The judge, Surrey's Poet Laureate Renée Sarojini Saklikar, said the ending was devastating. In an early draft, I softened the last line to "saved the trees for you." I loved the meaning, but it didn't have the same impact. At last month's Zero to 360 open mic, local author and poet Cristy Watson said that poetry is a great medium to address negative emotions, so I was primed to forge ahead with the sad ending. Apparently a good choice!
The second photo is pretty much described by the poem:
bursts through crusty cobbled clay
An early draft had a different last line: "winter's over now." It had my intended meaning, but fell flat. Why was that? I found my answer in a wonderful article by Robert Lee Brewer, "7 Revision Filters For Poets," from a Writer's Digest magazine. I was telling instead of showing. Another great tip in the article suggested to "verb your nouns." That's how the new word "unwintering" arose, and gave the perfect feeling for what the crocus meant to the observer.

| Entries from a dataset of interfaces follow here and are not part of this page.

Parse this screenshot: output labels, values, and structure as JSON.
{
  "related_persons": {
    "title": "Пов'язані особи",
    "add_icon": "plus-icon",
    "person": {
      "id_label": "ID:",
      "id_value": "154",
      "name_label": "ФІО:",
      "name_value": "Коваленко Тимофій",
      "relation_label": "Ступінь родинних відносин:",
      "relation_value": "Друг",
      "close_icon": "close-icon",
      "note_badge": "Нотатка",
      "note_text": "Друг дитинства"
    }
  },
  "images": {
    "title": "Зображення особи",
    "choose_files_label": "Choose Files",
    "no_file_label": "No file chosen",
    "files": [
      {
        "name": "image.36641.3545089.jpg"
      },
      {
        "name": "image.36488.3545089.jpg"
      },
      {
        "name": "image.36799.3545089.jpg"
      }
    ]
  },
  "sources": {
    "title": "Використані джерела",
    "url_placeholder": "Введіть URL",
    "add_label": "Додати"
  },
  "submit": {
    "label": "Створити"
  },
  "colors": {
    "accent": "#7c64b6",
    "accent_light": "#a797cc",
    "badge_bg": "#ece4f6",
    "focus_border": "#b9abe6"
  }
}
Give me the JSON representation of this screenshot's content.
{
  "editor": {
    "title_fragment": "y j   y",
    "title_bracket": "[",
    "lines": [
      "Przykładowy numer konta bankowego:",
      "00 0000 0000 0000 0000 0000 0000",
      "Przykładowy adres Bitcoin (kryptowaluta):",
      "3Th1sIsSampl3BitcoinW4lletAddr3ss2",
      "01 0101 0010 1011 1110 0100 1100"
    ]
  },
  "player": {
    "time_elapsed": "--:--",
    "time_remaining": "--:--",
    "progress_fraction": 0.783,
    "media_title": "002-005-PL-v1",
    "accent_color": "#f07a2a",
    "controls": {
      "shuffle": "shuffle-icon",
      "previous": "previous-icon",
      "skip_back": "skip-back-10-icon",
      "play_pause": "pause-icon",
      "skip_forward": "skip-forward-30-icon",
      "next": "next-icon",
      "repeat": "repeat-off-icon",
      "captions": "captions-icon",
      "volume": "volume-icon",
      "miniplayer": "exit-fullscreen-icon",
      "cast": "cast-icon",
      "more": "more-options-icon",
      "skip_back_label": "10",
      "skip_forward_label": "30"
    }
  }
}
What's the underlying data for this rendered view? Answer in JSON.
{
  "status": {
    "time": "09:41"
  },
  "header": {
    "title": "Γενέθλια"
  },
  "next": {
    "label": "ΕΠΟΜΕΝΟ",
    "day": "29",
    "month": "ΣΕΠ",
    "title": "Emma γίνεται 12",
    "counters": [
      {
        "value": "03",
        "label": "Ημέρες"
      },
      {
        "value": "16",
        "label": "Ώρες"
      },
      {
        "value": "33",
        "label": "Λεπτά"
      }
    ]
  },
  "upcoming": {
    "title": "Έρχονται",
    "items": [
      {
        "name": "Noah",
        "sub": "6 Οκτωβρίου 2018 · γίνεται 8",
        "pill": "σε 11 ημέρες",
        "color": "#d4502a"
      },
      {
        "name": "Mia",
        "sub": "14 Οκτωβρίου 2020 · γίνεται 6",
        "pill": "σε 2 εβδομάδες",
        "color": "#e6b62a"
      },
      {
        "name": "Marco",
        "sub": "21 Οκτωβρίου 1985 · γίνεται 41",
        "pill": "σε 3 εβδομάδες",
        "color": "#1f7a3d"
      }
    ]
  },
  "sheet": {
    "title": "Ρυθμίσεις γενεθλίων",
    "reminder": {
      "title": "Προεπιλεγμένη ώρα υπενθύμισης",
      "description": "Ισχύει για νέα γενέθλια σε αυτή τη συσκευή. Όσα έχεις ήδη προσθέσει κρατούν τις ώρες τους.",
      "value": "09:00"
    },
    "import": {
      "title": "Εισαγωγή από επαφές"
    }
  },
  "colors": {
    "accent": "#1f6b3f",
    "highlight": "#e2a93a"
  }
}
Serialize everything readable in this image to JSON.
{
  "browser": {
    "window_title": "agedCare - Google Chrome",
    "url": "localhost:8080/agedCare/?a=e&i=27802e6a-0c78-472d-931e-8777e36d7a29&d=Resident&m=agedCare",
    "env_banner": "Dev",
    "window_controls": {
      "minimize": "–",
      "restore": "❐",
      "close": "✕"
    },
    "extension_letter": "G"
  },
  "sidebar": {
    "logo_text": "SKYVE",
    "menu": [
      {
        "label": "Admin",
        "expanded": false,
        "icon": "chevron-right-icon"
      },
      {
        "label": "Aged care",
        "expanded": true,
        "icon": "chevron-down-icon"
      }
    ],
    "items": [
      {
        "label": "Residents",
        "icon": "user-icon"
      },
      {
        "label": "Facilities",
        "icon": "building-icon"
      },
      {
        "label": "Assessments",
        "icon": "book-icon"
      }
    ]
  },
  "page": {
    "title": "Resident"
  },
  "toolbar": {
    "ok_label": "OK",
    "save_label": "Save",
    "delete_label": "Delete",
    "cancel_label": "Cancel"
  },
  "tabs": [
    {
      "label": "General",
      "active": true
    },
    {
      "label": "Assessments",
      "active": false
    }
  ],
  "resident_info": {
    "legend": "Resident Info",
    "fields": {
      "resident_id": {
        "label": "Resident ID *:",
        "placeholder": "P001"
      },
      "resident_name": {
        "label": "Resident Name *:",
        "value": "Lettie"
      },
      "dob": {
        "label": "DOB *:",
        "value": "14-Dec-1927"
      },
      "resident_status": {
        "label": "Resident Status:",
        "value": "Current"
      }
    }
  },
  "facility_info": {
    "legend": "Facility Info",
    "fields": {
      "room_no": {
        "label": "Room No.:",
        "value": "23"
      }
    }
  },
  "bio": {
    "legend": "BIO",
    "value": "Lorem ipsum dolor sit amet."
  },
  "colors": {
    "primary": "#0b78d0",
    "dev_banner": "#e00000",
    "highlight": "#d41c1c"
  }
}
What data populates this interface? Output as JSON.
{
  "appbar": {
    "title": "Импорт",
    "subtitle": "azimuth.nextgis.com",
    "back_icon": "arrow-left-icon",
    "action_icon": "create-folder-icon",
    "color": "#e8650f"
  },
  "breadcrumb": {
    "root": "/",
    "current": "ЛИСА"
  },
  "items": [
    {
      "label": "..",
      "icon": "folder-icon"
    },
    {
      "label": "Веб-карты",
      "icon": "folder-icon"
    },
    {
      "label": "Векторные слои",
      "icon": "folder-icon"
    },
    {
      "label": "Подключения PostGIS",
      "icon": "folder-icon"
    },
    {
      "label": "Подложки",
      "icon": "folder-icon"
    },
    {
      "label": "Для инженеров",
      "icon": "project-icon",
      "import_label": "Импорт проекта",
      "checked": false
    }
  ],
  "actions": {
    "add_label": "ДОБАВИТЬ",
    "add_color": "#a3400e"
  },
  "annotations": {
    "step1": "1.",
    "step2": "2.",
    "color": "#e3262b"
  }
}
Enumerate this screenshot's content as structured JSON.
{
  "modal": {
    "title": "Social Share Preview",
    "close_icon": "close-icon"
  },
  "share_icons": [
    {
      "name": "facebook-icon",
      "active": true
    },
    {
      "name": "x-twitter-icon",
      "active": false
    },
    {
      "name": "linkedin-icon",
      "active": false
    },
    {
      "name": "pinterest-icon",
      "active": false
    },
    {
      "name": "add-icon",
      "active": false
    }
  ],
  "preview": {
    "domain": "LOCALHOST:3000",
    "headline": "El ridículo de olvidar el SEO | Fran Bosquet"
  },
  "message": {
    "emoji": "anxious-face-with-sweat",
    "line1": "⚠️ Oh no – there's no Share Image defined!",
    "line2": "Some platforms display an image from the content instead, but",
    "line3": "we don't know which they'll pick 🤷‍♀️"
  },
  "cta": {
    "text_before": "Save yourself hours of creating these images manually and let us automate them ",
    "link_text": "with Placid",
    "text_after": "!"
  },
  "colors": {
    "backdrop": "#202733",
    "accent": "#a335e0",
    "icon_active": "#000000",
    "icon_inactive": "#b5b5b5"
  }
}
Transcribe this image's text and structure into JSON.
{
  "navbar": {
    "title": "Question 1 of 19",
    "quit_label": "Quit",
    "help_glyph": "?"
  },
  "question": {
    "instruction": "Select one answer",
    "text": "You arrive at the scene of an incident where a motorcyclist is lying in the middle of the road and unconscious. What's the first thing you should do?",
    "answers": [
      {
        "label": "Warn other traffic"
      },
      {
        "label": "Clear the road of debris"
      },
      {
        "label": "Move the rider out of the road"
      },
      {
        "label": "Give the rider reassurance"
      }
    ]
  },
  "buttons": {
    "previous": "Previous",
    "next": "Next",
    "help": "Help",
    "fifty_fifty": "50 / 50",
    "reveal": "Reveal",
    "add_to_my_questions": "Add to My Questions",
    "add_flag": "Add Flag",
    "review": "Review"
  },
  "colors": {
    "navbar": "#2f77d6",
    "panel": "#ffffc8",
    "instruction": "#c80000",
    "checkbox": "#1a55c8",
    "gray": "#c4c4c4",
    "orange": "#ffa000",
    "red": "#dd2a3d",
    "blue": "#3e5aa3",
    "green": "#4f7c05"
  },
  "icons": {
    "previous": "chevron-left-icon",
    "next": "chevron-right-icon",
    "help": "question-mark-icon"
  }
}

I wrote other haiku too. Someone at the event last night wanted a photo with me. I obliged, and he showed me a copy of my poem, "The Viewpoint," paired with the wrong photo! The lapse may have been my error, but it should have been a photo of a lakeside view in the distance with a wooden fence and trees in the foreground. I thought of road trips where viewpoints are sometimes bounded by fence to keep onlookers from hazardous cliff edges. Fences that are often scaled. And sometimes the company on the trip can add to the drama.
stopped at the viewpoint
could have scaled the safety fence
but he was waiting
Another road trip poem had a lot of appeal for me. The photo was of an ancient building with a neon sign that boasted the best burgers in the world. I thought of Cache Creek, often a halfway stop on a road trip to northern British Columbia. When living in the north, residents often joked about being "beyond Hope and proud of it." Hope is a community in the Fraser canyon, after which communities become more sparsely situated.
we stopped at Cache Creek
beyond Hope and miles from Hell
best burgers ever
I'll leave you with that sampling for Poetry Month!
- Irene Plett
Topics: Poetry, Haiku, Ekphrastic Poetry, Semiahmoo Arts, Poetry Foundation, Writer's Digest, Robert Lee Brewer, Surrey's Poet Laureate, Renée Sarojini Saklikar, Cristy Watson